I read the following quote in a book on technology.
Twentieth-century pop music transformed sexual attitudes on a global basis. Trying to summarize the power of music leaves you breathless.
The author wasn’t trying to argue the case in the sense of marshaling a series of facts as proof. He assumed the reader would agree. The author also did not appear to be a Christian, and he did not necessarily view the change in sexual attitudes as a bad thing. It is for him simply a matter of this is the way it is.
I’m a little leery of one factor analysis. I suspect that we could broaden the quote to include the influence of our entertainment culture adding movies and television. But that a change has occurred is without doubt.
- The percent of births to unmarried women in 1940 was 3.8%, but it was 41.0% in 2009.
- More than 2/3 of married couples today say they lived together prior to marriage; the number of couples living together increased 10 times from 1960 to 2000.
- The divorce rate for first time marriages is between 40 and 50% twice what it was in 1960.
This has all happened during a time when the majority of Americans would identify themselves as Christian. That percentage in 1948 was 91%, and according to Gallop, the percentage is 78% as of 2011. Weekly church attendance, however, is only around 43%. Of course, we can’t help but notice a downward trend.
What happened? The merchants of music and entertainment did not hold the same values as the rest of our culture. They did not share the same moral agenda, and they used their position to influence the culture. The consumers of this culture did so uncritically. It is possible to like a tune, a harmony or great bass guitar riff without agreeing with the lyrics of song. But this takes thought. We could have voted economically with our dollars spent on things that upheld our values rather than undermined them.
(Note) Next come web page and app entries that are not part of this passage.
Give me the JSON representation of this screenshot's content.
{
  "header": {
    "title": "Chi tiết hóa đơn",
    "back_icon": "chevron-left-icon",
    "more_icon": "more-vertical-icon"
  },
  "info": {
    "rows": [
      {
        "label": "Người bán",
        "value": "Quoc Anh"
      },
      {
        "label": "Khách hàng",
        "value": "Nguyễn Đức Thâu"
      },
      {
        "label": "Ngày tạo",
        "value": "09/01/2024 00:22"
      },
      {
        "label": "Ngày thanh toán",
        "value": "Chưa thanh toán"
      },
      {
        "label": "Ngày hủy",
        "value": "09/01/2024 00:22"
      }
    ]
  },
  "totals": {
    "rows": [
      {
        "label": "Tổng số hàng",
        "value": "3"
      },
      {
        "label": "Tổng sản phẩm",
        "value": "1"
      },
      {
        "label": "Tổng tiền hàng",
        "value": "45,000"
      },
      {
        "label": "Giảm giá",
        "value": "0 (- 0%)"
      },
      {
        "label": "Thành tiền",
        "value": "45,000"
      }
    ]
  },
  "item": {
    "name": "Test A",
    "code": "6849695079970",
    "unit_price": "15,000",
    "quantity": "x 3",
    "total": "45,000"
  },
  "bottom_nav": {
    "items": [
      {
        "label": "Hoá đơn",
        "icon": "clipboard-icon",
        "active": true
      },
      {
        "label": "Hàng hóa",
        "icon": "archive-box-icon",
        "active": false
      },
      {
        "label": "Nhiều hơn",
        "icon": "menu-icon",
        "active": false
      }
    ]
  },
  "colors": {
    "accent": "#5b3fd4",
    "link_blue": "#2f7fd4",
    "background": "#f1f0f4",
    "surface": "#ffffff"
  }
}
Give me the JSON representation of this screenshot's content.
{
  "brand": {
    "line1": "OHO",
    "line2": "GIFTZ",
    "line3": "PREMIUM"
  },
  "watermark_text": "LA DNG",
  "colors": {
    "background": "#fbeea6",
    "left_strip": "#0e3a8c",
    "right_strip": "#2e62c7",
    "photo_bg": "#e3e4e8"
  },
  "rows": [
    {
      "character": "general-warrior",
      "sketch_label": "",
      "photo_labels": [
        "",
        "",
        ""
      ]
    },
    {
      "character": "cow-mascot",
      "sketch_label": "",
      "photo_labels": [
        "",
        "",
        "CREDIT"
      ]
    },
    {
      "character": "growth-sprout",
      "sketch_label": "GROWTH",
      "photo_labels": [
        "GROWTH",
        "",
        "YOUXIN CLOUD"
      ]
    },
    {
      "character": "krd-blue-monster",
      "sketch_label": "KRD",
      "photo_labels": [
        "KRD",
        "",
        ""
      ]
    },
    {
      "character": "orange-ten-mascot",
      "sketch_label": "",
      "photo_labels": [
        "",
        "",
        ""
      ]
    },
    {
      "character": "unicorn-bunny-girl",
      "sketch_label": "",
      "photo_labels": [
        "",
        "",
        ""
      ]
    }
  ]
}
We must awaken to the reality of the past few decades and think Christianly about our consumer society. We have a message of good news to share. Regrettably, Christian values were sold for a song.